Top of Data for the task

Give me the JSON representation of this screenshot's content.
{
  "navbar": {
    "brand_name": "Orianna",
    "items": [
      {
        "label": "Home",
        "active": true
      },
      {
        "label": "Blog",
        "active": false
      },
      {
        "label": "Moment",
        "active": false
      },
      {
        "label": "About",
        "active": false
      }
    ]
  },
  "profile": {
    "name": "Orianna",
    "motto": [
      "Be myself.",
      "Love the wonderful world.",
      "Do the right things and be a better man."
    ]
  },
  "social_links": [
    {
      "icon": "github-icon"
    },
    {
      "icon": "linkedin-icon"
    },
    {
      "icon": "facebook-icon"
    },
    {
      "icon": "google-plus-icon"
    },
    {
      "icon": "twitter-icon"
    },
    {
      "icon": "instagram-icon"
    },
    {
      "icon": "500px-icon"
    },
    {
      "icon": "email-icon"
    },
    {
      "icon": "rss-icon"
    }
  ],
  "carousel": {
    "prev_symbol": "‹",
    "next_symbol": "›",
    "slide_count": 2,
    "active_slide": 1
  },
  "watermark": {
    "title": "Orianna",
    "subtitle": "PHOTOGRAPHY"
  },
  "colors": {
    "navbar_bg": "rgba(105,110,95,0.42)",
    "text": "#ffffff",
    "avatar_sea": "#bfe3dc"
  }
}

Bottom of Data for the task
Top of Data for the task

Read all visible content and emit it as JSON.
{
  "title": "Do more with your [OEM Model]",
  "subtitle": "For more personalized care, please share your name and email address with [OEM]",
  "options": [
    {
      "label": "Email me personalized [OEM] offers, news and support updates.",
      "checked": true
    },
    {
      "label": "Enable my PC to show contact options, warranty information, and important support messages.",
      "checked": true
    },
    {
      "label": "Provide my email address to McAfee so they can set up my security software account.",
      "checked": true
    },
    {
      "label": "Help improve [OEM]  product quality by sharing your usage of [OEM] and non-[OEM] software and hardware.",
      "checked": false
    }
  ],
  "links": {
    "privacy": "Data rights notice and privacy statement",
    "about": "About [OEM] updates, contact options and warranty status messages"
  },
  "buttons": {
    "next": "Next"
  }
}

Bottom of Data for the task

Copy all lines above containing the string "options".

  "options": [
      "label": "Enable my PC to show contact options, warranty information, and important support messages.",
    "about": "About [OEM] updates, contact options and warranty status messages"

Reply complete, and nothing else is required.